Small-value versus Small-growth
What about small-value versus small-growth? The fourth and last chart is for Vanguard Small-Cap Value Index Fund (VISVX) and Vanguard Small-Cap Growth Index (VISGX).
Another interesting chart with no clear winner or loser. For the most part, both small-value and small-growth are about the same. Only in the past year or so has small-growth pulled out ahead of small-value.
Where is the Value Premium?
There is clearly empirical evidence in the Vanguard fund return data that shows evidence for a small-cap premium. It manifest itself in both the case of value and growth funds. This is logical. Most stock analysts and common sense would tell you that, in general, smaller companies are a riskier bet than larger companies.
Evidence for a value premium is dodgier. Between the large caps, there’s no decision either way for value or growth. The data goes back to 1992, just after the 3-Factor model was proposed. Did it stop working?
Between the small caps, there’s also no strong case for a value premium. The Vanguard funds only date from 1998, so about 13 years. But, if anything, there appears to be a weak case for a small-growth premium.
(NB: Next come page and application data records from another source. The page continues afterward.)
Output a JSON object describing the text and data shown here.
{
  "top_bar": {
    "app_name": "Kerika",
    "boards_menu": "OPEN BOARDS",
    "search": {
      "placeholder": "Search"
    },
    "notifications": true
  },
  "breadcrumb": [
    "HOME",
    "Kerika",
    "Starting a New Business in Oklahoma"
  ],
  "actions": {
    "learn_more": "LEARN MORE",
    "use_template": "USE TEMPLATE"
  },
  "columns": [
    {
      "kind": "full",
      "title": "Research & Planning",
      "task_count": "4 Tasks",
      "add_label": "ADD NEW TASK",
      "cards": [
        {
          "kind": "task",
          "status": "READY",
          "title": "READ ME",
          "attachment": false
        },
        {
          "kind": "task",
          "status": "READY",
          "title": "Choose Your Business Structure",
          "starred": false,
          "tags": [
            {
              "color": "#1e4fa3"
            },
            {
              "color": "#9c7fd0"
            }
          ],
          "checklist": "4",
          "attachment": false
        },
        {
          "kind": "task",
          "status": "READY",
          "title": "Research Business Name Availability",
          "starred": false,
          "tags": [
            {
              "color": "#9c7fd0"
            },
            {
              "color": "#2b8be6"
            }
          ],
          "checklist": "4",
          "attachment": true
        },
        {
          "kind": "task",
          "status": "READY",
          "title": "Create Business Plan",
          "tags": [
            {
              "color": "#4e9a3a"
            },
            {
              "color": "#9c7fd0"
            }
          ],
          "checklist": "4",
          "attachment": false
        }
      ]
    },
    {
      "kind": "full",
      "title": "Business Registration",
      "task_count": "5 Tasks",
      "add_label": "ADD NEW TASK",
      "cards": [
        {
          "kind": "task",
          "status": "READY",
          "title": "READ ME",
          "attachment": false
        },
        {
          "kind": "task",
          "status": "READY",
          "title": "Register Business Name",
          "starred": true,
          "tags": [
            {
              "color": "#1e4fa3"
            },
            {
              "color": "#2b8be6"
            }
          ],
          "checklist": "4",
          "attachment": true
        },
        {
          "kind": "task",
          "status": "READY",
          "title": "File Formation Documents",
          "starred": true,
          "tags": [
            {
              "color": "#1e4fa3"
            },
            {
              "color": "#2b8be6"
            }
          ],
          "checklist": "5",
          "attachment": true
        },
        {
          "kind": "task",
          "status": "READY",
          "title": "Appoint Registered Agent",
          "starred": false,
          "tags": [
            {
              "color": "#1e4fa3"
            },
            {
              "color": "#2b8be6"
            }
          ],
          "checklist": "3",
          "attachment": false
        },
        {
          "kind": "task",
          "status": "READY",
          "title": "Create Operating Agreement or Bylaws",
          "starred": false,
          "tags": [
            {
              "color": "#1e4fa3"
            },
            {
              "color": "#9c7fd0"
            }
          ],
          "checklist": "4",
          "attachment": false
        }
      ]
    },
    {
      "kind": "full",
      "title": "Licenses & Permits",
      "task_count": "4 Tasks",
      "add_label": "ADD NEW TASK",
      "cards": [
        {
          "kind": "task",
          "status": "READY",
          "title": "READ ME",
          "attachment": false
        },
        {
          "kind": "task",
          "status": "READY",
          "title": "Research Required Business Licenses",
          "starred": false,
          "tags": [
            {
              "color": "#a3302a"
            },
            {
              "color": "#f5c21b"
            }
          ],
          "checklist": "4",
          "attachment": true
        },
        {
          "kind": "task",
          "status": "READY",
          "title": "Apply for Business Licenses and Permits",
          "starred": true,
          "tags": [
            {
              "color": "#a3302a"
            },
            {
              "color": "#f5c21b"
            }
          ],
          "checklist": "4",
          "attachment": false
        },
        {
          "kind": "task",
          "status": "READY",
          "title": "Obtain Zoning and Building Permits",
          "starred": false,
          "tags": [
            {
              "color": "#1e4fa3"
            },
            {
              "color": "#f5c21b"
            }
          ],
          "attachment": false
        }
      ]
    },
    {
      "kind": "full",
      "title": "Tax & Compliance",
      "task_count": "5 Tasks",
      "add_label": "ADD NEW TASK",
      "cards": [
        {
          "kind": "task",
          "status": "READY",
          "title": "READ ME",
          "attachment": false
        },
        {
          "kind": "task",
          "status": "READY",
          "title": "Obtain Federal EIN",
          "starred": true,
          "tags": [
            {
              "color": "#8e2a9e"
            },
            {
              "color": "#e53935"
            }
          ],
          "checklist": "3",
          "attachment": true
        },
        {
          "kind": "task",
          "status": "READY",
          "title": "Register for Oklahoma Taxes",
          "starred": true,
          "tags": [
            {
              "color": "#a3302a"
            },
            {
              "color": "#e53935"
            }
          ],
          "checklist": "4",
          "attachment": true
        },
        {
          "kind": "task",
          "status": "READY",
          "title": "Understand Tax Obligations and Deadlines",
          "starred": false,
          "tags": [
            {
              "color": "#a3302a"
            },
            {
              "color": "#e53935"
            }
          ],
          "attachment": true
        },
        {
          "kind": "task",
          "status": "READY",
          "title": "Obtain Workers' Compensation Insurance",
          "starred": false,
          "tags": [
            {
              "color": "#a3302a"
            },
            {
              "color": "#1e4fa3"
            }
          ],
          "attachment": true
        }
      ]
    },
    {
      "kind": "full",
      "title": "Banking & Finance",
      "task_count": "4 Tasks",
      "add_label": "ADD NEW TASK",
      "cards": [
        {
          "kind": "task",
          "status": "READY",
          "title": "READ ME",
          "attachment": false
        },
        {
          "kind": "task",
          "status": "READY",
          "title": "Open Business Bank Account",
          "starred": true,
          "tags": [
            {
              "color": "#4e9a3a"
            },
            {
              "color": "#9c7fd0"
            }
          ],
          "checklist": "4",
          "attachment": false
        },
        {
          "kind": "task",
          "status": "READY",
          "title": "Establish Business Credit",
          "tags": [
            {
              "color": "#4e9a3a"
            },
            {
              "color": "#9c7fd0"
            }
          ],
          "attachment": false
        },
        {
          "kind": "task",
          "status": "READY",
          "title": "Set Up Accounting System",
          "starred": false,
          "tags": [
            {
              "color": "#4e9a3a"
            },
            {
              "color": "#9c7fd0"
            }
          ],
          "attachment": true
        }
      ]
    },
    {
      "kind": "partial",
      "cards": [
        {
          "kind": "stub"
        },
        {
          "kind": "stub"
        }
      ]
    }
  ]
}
In another article, I’ll come back and look more closely at annual returns to see if we can find the elusive value risk premium. In the meantime, Mr. Eugene Fama, Mr. Kenneth French, what have you got to say for yourselves?